Retailers are set for a sales rush in the wake of a generous tax break for small businesses that will encourage spending on everything from office supplies and computers to fencing and cars.
Diane Smith-Gander, a non-executive director at Wesfarmers which includes Coles supermarkets, Bunnings and Officeworks in its stable, said the measure would likely lead to a “bump” in sales for many retailers.
But to have longer-term economic benefits the money would need to be spent on productive assets that allowed businesses to grow and employ more people.
“You don’t want the small business equivalent of the flat screen TV phenomenon,” said Ms Smith-Gander, who is also chairman of Transfield and president of Chief Executive Women.
“I think this is a bit more generous than people were expecting.”
Ms Smith-Gander said that the budget’s other key focal points – on encouraging greater workforce participation – would only have longer term benefits for the economy if there were also more jobs created.
Segments within retail that could benefit from the measure included car retailers and office supplies, she said, and its impact was likely to appear in business confidence surveys.
Wesfarmers owns some of the country’s largest retailers including, Coles, Target, Kmart, Bunnings, and Officeworks.
While some businesses would be able to fund the purchases from their cash flow, there may also be an increase in demand for bank credit, she said.
“There will be some small business loans, and the banking industry will have to respond quickly.”
“It’s truly amazing,” said Robbie Sefton, who runs a communications consultancy and has just finished a three year term on the Reserve Bank of Australia’s small business advisory board.
“This will definitely create opportunities for people to upgrade that phone system, upgrade software or replace daggy office chairs, it will definitely make a difference.”
Ms Sefton said the measures would have a psychological impact.
“It is a really powerful message about saying ‘don’t give up’,” she said.
Ms Sefton said small businesses would look to grasp the detail of the opportunity which made the explanation of it important.
“If it is packaged up in a way that is simple and communicated well to their accountants they will, they rely on their accountant to give them advice particularly tax advice,” she said.
ANU institute of tax and transfer policy’s Miranda Stewart said the package was very similar to that rolled out as part of the Rudd government’s stimulus efforts in the global financial crisis although, crucially, this package was more generous with a $20,000 cap compared to a $5000 cap in Labor’s version.
She said there was empirical evidence that such programs would stimulate spending.

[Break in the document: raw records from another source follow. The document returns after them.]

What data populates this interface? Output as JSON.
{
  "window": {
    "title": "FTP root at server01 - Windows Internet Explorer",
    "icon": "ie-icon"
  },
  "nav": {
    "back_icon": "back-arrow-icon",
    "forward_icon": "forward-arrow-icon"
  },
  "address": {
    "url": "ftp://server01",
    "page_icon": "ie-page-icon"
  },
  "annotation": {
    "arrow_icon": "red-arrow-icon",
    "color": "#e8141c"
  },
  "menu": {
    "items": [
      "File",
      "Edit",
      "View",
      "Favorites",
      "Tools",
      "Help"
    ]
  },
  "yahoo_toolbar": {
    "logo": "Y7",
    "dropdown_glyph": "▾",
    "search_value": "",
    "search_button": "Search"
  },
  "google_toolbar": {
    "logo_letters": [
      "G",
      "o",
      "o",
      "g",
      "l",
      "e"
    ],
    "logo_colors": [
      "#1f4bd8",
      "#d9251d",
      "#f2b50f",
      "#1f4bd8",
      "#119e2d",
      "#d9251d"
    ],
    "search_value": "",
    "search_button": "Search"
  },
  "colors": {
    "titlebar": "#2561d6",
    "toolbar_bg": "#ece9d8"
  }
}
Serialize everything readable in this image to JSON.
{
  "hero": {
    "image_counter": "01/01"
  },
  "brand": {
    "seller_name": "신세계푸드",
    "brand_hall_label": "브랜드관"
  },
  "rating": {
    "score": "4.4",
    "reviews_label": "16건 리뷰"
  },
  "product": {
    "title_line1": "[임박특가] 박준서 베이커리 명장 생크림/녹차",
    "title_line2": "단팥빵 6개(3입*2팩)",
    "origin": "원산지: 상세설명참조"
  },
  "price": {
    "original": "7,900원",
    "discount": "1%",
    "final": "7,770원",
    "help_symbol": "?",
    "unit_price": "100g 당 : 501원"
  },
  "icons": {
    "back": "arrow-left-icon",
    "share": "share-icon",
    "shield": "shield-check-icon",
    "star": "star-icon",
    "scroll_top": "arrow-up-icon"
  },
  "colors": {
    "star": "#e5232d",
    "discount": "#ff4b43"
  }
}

At the same time there was still an “open debate” about whether that spending was simply the bringing forward to investment that would have happened in future years and now would not, she said.
This article was originally published at the Sydney Morning Herald and was written by Mathew Dunckley and Clancy Yeates.